> _EXERCISE OBJECTIVE_
Only lines that contain the word "seconds" belong in the answer; copy them from the records below.
== Segment start ==
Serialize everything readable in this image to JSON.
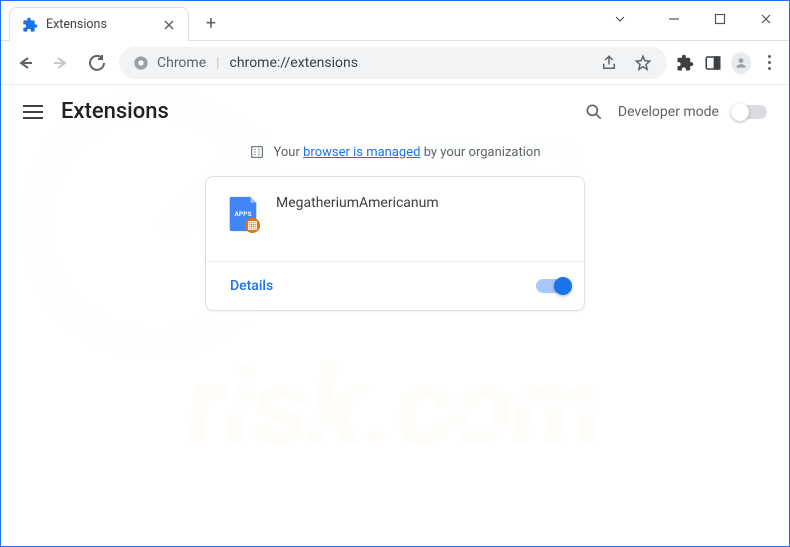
{
  "window": {
    "tab_title": "Extensions"
  },
  "omnibox": {
    "scheme": "Chrome",
    "path": "chrome://extensions"
  },
  "page": {
    "title": "Extensions",
    "developer_mode_label": "Developer mode",
    "managed_prefix": "Your",
    "managed_link": "browser is managed",
    "managed_suffix": "by your organization"
  },
  "extension": {
    "name": "MegatheriumAmericanum",
    "details_label": "Details",
    "icon_label": "APPS"
  }
}
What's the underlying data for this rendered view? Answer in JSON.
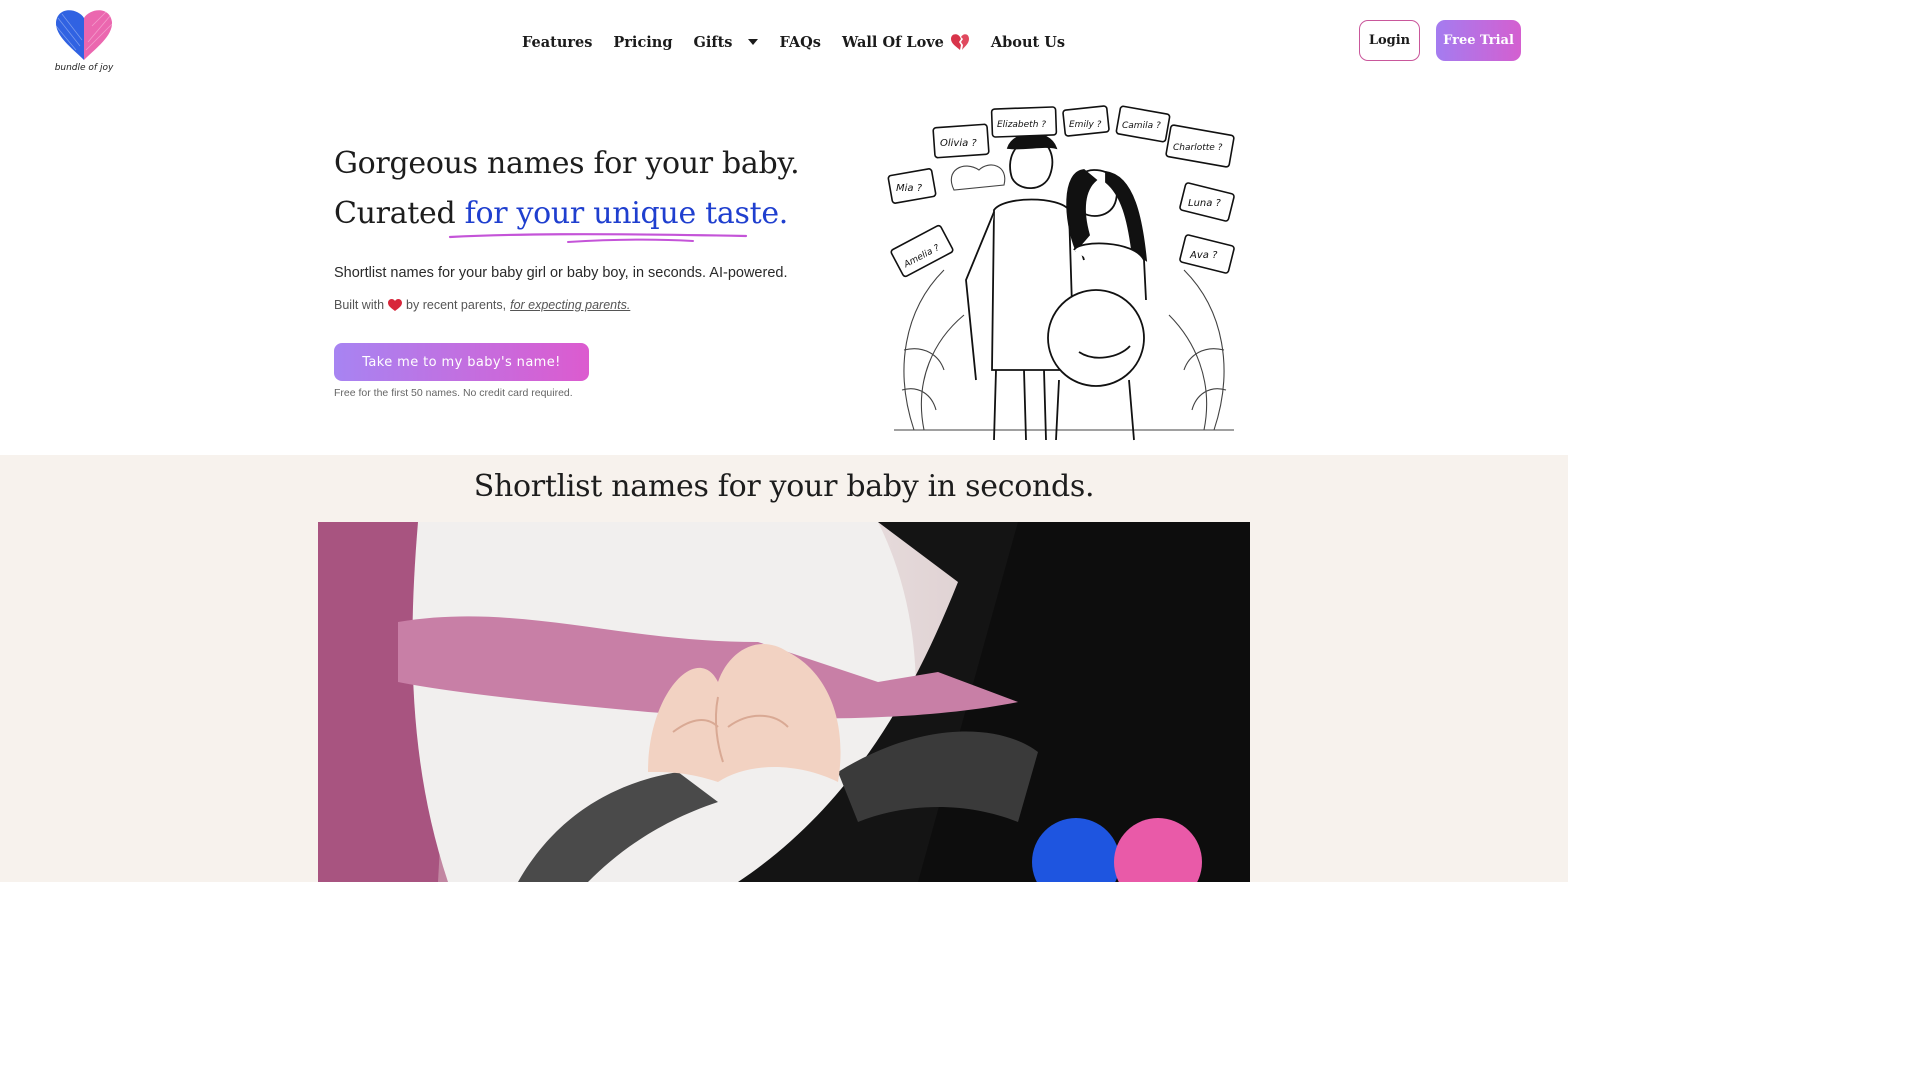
{
  "brand": {
    "logo_text": "bundle of joy",
    "colors": {
      "blue": "#1e55e0",
      "pink": "#e95aa8",
      "accent_text": "#1f3fcf"
    }
  },
  "nav": {
    "items": [
      {
        "label": "Features"
      },
      {
        "label": "Pricing"
      },
      {
        "label": "Gifts",
        "icon": "caret-down-icon"
      },
      {
        "label": "FAQs"
      },
      {
        "label": "Wall Of Love",
        "icon": "broken-heart-icon"
      },
      {
        "label": "About Us"
      }
    ]
  },
  "header_buttons": {
    "login": "Login",
    "trial": "Free Trial"
  },
  "hero": {
    "line1": "Gorgeous names for your baby.",
    "line2_prefix": "Curated ",
    "line2_accent": "for your unique taste.",
    "subtitle": "Shortlist names for your baby girl or baby boy, in seconds. AI-powered.",
    "built_prefix": "Built with",
    "built_middle": "by recent parents,",
    "built_link": "for expecting parents.",
    "cta": "Take me to my baby's name!",
    "note": "Free for the first 50 names. No credit card required."
  },
  "illustration": {
    "bubbles": [
      "Olivia ?",
      "Elizabeth ?",
      "Emily ?",
      "Camila ?",
      "Charlotte ?",
      "Mia ?",
      "Luna ?",
      "Amelia ?",
      "Ava ?"
    ]
  },
  "section2": {
    "title": "Shortlist names for your baby in seconds."
  }
}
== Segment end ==
> _REPLY TO THE EXERCISE_
    "subtitle": "Shortlist names for your baby girl or baby boy, in seconds. AI-powered.",
    "title": "Shortlist names for your baby in seconds."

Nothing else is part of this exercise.